Creating a bigger tent for cybersecurity professionals
The cybersecurity industry has been criticized for unrealistic requirements for entry-level jobs. Some employers still insist on professional certifications and advanced degrees that take years to earn. For example, one job listing for a more junior security operations center analyst at a major bank required a bachelor’s degree, at least four years of experience in sophisticated techniques, and professional certificates.
(ISC)² told Endpoint it is piloting an entry-level cybersecurity certification meant to help cybersecurity career changers and young professionals demonstrate to employers that they have the foundational skills and personal attributes necessary for a career in cybersecurity. The certification can also be used by professionals who need to show they have an understanding of cybersecurity best practices. For example, if the SEC adopts proposed regulations that public companies must have cyber expertise on their board, the certification could verify board members’ knowledge.
Another way employers are broadening their criteria for hiring is by no longer insisting that workers be on-site. That’s been a key recruiting and retention issue during the era of hybrid work.
Cybersecurity as a community service career
Ann Cleaveland, executive director of the Center for Long-Term Cybersecurity at UC Berkeley, says that cybersecurity careers can be marketed to young workers seeking a way to make a difference in the world. “Cybersecurity is related to public service and serving communities,” she says. “It would help if the public thought of it more like a job that is, in some respects, like a healthcare worker, rather than the stereotype of a hacker in a hoodie sitting in a corner somewhere. That makes the mission resonate so much more with a lot of different kinds of people.”
[Think of it] more like a healthcare worker, rather than the stereotype of a hacker in a hoodie.
CTLC is working to establish an international network of clinics at universities that would draw from computer science departments as well as nontechnical majors to help infuse students with a sense of mission and assist them in getting cybersecurity jobs in nonprofits and other do-good organizations. “Cybersecurity has to be made more appealing to more kinds of students from more kinds of disciplines,” Cleaveland says.
Broadening the outreach of the field to more academic disciplines “means that clients get better cybersecurity and even technical assistance,” Cleaveland adds. “We’ve ended up getting students
from the law school, the policy school, public health—people who might never have seen cybersecurity as a pathway for them
Rachael Cornejo got her cybersecurity training through CTLC’s Citizen Clinic, which sees itself as a public-interest digital security effort.

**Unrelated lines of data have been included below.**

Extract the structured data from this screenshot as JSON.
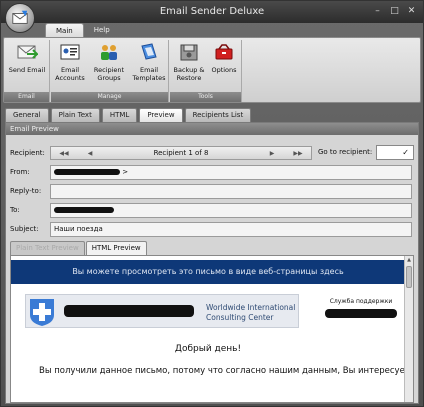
{
  "window": {
    "title": "Email Sender Deluxe"
  },
  "ribbon_tabs": [
    {
      "label": "Main",
      "active": true
    },
    {
      "label": "Help",
      "active": false
    }
  ],
  "ribbon_groups": [
    {
      "label": "Email",
      "buttons": [
        {
          "label": "Send Email",
          "icon": "send-email-icon"
        }
      ]
    },
    {
      "label": "Manage",
      "buttons": [
        {
          "label": "Email Accounts",
          "icon": "email-accounts-icon"
        },
        {
          "label": "Recipient Groups",
          "icon": "recipient-groups-icon"
        },
        {
          "label": "Email Templates",
          "icon": "email-templates-icon"
        }
      ]
    },
    {
      "label": "Tools",
      "buttons": [
        {
          "label": "Backup & Restore",
          "icon": "backup-restore-icon"
        },
        {
          "label": "Options",
          "icon": "options-icon"
        }
      ]
    }
  ],
  "doc_tabs": [
    {
      "label": "General",
      "active": false
    },
    {
      "label": "Plain Text",
      "active": false
    },
    {
      "label": "HTML",
      "active": false
    },
    {
      "label": "Preview",
      "active": true
    },
    {
      "label": "Recipients List",
      "active": false
    }
  ],
  "preview": {
    "header": "Email Preview",
    "recipient_label": "Recipient:",
    "recipient_nav": "Recipient 1 of 8",
    "goto_label": "Go to recipient:",
    "from_label": "From:",
    "from_value_suffix": ">",
    "reply_to_label": "Reply-to:",
    "to_label": "To:",
    "subject_label": "Subject:",
    "subject_value": "Наши поезда"
  },
  "preview_tabs": [
    {
      "label": "Plain Text Preview",
      "active": false
    },
    {
      "label": "HTML Preview",
      "active": true
    }
  ],
  "email_body": {
    "banner": "Вы можете просмотреть это письмо в виде веб-страницы здесь",
    "logo_line1": "Worldwide International",
    "logo_line2": "Consulting Center",
    "support": "Служба поддержки",
    "greeting": "Добрый день!",
    "line1": "Вы получили данное письмо, потому что согласно нашим данным, Вы интересуетес"
  },
  "colors": {
    "banner": "#0e3878",
    "accent_underline": "#e01010"
  }
}
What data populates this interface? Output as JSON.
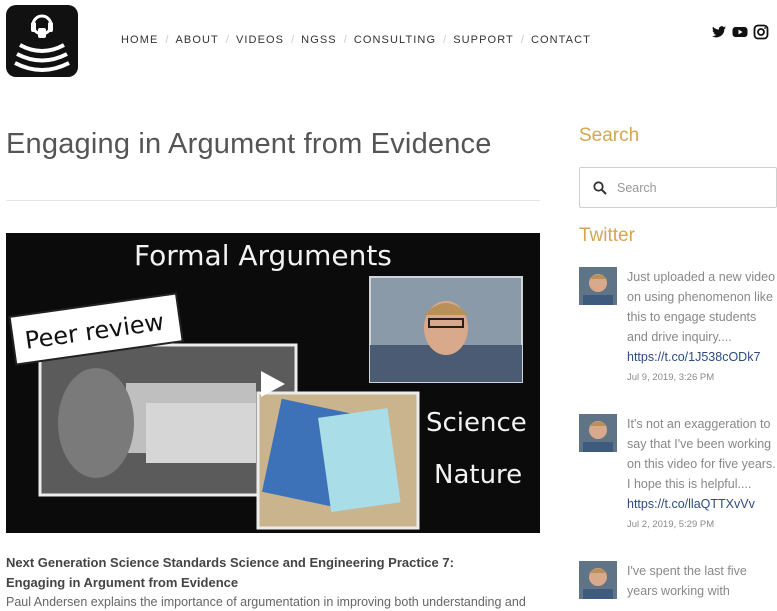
{
  "nav": [
    "HOME",
    "ABOUT",
    "VIDEOS",
    "NGSS",
    "CONSULTING",
    "SUPPORT",
    "CONTACT"
  ],
  "social": [
    "twitter-icon",
    "youtube-icon",
    "instagram-icon"
  ],
  "page_title": "Engaging in Argument from Evidence",
  "video": {
    "heading": "Formal Arguments",
    "peer_label": "Peer review",
    "science_label": "Science",
    "nature_label": "Nature"
  },
  "description": {
    "heading_line1": "Next Generation Science Standards Science and Engineering Practice 7:",
    "heading_line2": "Engaging in Argument from Evidence",
    "body": "Paul Andersen explains the importance of argumentation in improving both understanding and"
  },
  "sidebar": {
    "search_title": "Search",
    "search_placeholder": "Search",
    "twitter_title": "Twitter",
    "tweets": [
      {
        "lines": [
          "Just uploaded a new video",
          "on using phenomenon like",
          "this to engage students",
          "and drive inquiry...."
        ],
        "link": "https://t.co/1J538cODk7",
        "date": "Jul 9, 2019, 3:26 PM"
      },
      {
        "lines": [
          "It's not an exaggeration to",
          "say that I've been working",
          "on this video for five years.",
          "I hope this is helpful...."
        ],
        "link": "https://t.co/llaQTTXvVv",
        "date": "Jul 2, 2019, 5:29 PM"
      },
      {
        "lines": [
          "I've spent the last five",
          "years working with"
        ],
        "link": "",
        "date": ""
      }
    ]
  },
  "colors": {
    "accent": "#d4a651",
    "link": "#2b4c7e",
    "video_bg": "#0b0b0b"
  }
}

At UC Berkeley, Cornejo thought she wanted to pursue a career in journalism, but then discovered she was more interested in advocacy and creating change. Based on her training, after graduation she was able to secure a job as a cybersecurity consultant at Deloitte.
As a humanities and liberal arts student, Cornejo said her biggest surprise was that her cybersecurity career required less technical expertise than she’d expected. “There’s the hard science behind hacking, but that’s only a small part of cybersecurity,” she says. “It’s really a much more qualitative discipline.”
Cornejo finds herself using her soft skills to interview people about risks to help prioritize them and assemble a risk assessment. “Basically, it’s about getting inside the head of hackers,” she says. “That can be fun and satisfying.”